DateCodeEventDescription
Jan 15, 2013FPExpired due to failure to pay maintenance fee
Effective date: 20121128
Nov 28, 2012LAPSLapse for failure to pay maintenance fees
Jul 9, 2012REMIMaintenance fee reminder mailed
Jun 9, 2008REMIMaintenance fee reminder mailed
May 28, 2008FPAYFee payment
Year of fee payment: 8
Mar 29, 2004FPAYFee payment
Year of fee payment: 4
Sep 4, 2001ASAssignment
Owner name: TYCO ELECTRONICS LOGISTICS AG, SWITZERLAND
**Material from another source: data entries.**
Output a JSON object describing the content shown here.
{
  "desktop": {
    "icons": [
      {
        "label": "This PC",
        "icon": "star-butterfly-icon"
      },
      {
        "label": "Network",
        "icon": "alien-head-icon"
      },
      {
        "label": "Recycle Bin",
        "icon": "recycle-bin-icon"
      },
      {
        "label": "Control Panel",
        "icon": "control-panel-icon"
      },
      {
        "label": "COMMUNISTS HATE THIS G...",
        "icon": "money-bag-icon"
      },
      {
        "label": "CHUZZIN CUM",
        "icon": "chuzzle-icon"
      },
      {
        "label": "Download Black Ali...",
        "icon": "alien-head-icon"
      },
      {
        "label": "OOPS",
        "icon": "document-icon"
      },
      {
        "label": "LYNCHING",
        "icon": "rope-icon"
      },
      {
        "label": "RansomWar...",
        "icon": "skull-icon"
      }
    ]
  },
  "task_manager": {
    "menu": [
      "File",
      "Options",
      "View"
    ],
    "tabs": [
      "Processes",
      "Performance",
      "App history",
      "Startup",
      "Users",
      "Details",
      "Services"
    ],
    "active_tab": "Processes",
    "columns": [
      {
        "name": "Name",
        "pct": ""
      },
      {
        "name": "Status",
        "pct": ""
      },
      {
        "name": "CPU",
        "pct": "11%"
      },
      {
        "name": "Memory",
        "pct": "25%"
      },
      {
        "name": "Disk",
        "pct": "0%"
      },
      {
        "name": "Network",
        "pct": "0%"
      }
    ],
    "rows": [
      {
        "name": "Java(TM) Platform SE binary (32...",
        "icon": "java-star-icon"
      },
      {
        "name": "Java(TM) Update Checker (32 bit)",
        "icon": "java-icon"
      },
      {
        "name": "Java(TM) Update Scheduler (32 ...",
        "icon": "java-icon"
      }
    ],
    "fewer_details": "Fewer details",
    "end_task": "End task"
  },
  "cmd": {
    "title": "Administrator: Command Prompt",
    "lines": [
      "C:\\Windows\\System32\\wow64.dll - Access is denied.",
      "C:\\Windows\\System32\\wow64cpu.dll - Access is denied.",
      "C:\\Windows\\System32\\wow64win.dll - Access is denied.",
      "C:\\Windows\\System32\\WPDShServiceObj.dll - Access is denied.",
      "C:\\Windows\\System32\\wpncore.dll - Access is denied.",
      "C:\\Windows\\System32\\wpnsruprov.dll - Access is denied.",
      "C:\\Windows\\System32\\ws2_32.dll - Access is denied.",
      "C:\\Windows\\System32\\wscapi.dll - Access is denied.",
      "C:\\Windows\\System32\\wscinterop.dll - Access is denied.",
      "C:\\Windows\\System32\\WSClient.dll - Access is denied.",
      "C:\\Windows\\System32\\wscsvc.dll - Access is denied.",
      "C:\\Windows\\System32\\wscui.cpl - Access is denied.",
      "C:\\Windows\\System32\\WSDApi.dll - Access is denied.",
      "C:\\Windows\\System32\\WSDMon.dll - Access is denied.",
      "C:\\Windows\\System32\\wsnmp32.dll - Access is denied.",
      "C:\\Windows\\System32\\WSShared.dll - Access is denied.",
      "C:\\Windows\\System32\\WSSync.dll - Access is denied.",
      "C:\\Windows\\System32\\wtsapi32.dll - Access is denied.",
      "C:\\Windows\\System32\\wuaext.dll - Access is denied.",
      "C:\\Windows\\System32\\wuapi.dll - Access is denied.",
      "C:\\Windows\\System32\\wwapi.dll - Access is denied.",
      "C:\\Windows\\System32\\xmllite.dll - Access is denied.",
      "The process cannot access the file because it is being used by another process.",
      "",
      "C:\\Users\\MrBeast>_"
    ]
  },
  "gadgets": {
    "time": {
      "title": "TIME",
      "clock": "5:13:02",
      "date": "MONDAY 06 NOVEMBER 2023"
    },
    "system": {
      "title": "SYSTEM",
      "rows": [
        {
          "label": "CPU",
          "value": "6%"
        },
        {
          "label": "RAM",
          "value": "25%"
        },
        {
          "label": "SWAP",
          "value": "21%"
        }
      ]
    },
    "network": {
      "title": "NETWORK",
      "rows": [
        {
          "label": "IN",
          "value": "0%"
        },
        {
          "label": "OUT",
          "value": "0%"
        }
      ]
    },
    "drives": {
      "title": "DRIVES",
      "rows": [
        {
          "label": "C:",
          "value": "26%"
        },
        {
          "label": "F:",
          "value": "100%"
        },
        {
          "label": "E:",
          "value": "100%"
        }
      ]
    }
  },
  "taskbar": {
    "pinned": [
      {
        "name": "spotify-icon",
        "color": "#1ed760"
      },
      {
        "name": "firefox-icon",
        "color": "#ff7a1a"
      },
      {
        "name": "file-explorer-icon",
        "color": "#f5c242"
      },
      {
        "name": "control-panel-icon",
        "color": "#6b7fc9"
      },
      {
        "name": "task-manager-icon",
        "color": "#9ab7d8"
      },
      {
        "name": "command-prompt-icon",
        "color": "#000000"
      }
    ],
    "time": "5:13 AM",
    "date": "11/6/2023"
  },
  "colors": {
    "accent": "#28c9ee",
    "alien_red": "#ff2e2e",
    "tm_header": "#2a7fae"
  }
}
Free format text: ASSIGNMENT OF ASSIGNORS INTEREST;ASSIGNOR:THOMAS & BETTS INTERNATIONAL, INC.;REEL/FRAME:012124/0809
Effective date: 20010628
Owner name: TYCO ELECTRONICS LOGISTICS AG AMPERESTRASSE 3 STEI
Owner name: TYCO ELECTRONICS LOGISTICS AG AMPERESTRASSE 3STEIN
Free format text: ASSIGNMENT OF ASSIGNORS INTEREST;ASSIGNOR:THOMAS & BETTS INTERNATIONAL, INC. /AR;REEL/FRAME:012124/0809
Jan 15, 1999ASAssignment
Owner name: THOMAS & BETTS INTERNATIONAL, INC., NEVADA
Free format text: ASSIGNMENT OF ASSIGNORS INTEREST;ASSIGNOR:THOMAS & BETTS CORPORATION;REEL/FRAME:009670/0553
Effective date: 19990112
Jun 13, 1997ASAssignment
Owner name: THOMAS & BETTS CORPORATION, TENNESSEE
Free format text: ASSIGNMENT OF ASSIGNORS INTEREST;ASSIGNORS:WELLINSKY, WAYNE T.;JUNTWAIT, ERIC D.;REEL/FRAME:008608/0786;SIGNING DATES FROM 19970609 TO 19970611